### Records to process

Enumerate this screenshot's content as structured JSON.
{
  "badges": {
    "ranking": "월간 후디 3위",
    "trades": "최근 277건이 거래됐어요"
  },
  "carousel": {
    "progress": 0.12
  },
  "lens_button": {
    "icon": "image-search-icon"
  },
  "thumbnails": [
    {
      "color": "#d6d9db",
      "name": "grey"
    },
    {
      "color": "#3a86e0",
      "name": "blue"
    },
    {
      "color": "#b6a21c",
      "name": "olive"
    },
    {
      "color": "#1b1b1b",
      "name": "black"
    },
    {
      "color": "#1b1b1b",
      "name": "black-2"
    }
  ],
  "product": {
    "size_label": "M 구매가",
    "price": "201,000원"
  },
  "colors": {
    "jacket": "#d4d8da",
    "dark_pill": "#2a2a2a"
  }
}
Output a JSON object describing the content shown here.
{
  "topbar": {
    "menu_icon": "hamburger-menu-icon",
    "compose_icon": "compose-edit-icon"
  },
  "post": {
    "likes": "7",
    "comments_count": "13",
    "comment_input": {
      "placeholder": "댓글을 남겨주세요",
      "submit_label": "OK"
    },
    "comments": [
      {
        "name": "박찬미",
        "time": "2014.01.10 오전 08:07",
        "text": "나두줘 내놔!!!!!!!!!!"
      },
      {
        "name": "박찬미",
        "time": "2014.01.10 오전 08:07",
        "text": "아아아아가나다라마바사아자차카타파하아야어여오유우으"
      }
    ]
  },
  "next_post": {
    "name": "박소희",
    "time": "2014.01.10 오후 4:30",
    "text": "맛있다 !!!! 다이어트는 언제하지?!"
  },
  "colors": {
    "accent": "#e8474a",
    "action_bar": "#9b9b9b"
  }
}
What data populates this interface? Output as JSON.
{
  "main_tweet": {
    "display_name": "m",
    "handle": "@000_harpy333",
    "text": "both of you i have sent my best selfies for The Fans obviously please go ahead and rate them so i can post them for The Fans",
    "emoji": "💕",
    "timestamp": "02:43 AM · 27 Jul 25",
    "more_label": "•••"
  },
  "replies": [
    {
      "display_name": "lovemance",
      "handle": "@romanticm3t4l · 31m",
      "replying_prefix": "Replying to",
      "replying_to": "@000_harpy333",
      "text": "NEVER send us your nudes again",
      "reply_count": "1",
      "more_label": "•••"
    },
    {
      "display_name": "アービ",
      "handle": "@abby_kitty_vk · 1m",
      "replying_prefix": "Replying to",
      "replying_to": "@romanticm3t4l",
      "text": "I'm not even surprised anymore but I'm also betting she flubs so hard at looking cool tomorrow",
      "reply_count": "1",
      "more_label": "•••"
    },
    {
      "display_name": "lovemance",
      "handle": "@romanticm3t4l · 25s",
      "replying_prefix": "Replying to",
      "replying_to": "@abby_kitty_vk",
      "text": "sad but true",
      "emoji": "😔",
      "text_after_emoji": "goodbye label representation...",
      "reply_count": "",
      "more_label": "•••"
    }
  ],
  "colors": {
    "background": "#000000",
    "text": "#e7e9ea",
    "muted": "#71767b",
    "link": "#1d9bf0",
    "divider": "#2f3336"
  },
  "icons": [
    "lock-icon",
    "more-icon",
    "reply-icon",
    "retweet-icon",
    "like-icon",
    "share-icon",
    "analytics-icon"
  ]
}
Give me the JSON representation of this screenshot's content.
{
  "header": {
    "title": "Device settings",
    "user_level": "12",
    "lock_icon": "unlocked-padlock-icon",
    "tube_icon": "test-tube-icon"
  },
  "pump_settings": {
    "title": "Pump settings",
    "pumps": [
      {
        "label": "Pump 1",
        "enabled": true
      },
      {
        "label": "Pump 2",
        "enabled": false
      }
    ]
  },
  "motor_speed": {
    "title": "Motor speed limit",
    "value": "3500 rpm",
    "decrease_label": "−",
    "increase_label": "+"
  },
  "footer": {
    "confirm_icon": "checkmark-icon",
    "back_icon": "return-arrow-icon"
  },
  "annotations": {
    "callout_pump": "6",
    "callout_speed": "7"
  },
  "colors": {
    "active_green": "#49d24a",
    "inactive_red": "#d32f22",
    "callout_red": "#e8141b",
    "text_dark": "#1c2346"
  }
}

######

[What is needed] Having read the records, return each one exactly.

[Exercise response]
Enumerate this screenshot's content as structured JSON.
{
  "badges": {
    "ranking": "월간 후디 3위",
    "trades": "최근 277건이 거래됐어요"
  },
  "carousel": {
    "progress": 0.12
  },
  "lens_button": {
    "icon": "image-search-icon"
  },
  "thumbnails": [
    {
      "color": "#d6d9db",
      "name": "grey"
    },
    {
      "color": "#3a86e0",
      "name": "blue"
    },
    {
      "color": "#b6a21c",
      "name": "olive"
    },
    {
      "color": "#1b1b1b",
      "name": "black"
    },
    {
      "color": "#1b1b1b",
      "name": "black-2"
    }
  ],
  "product": {
    "size_label": "M 구매가",
    "price": "201,000원"
  },
  "colors": {
    "jacket": "#d4d8da",
    "dark_pill": "#2a2a2a"
  }
}
Output a JSON object describing the content shown here.
{
  "topbar": {
    "menu_icon": "hamburger-menu-icon",
    "compose_icon": "compose-edit-icon"
  },
  "post": {
    "likes": "7",
    "comments_count": "13",
    "comment_input": {
      "placeholder": "댓글을 남겨주세요",
      "submit_label": "OK"
    },
    "comments": [
      {
        "name": "박찬미",
        "time": "2014.01.10 오전 08:07",
        "text": "나두줘 내놔!!!!!!!!!!"
      },
      {
        "name": "박찬미",
        "time": "2014.01.10 오전 08:07",
        "text": "아아아아가나다라마바사아자차카타파하아야어여오유우으"
      }
    ]
  },
  "next_post": {
    "name": "박소희",
    "time": "2014.01.10 오후 4:30",
    "text": "맛있다 !!!! 다이어트는 언제하지?!"
  },
  "colors": {
    "accent": "#e8474a",
    "action_bar": "#9b9b9b"
  }
}
What data populates this interface? Output as JSON.
{
  "main_tweet": {
    "display_name": "m",
    "handle": "@000_harpy333",
    "text": "both of you i have sent my best selfies for The Fans obviously please go ahead and rate them so i can post them for The Fans",
    "emoji": "💕",
    "timestamp": "02:43 AM · 27 Jul 25",
    "more_label": "•••"
  },
  "replies": [
    {
      "display_name": "lovemance",
      "handle": "@romanticm3t4l · 31m",
      "replying_prefix": "Replying to",
      "replying_to": "@000_harpy333",
      "text": "NEVER send us your nudes again",
      "reply_count": "1",
      "more_label": "•••"
    },
    {
      "display_name": "アービ",
      "handle": "@abby_kitty_vk · 1m",
      "replying_prefix": "Replying to",
      "replying_to": "@romanticm3t4l",
      "text": "I'm not even surprised anymore but I'm also betting she flubs so hard at looking cool tomorrow",
      "reply_count": "1",
      "more_label": "•••"
    },
    {
      "display_name": "lovemance",
      "handle": "@romanticm3t4l · 25s",
      "replying_prefix": "Replying to",
      "replying_to": "@abby_kitty_vk",
      "text": "sad but true",
      "emoji": "😔",
      "text_after_emoji": "goodbye label representation...",
      "reply_count": "",
      "more_label": "•••"
    }
  ],
  "colors": {
    "background": "#000000",
    "text": "#e7e9ea",
    "muted": "#71767b",
    "link": "#1d9bf0",
    "divider": "#2f3336"
  },
  "icons": [
    "lock-icon",
    "more-icon",
    "reply-icon",
    "retweet-icon",
    "like-icon",
    "share-icon",
    "analytics-icon"
  ]
}
Give me the JSON representation of this screenshot's content.
{
  "header": {
    "title": "Device settings",
    "user_level": "12",
    "lock_icon": "unlocked-padlock-icon",
    "tube_icon": "test-tube-icon"
  },
  "pump_settings": {
    "title": "Pump settings",
    "pumps": [
      {
        "label": "Pump 1",
        "enabled": true
      },
      {
        "label": "Pump 2",
        "enabled": false
      }
    ]
  },
  "motor_speed": {
    "title": "Motor speed limit",
    "value": "3500 rpm",
    "decrease_label": "−",
    "increase_label": "+"
  },
  "footer": {
    "confirm_icon": "checkmark-icon",
    "back_icon": "return-arrow-icon"
  },
  "annotations": {
    "callout_pump": "6",
    "callout_speed": "7"
  },
  "colors": {
    "active_green": "#49d24a",
    "inactive_red": "#d32f22",
    "callout_red": "#e8141b",
    "text_dark": "#1c2346"
  }
}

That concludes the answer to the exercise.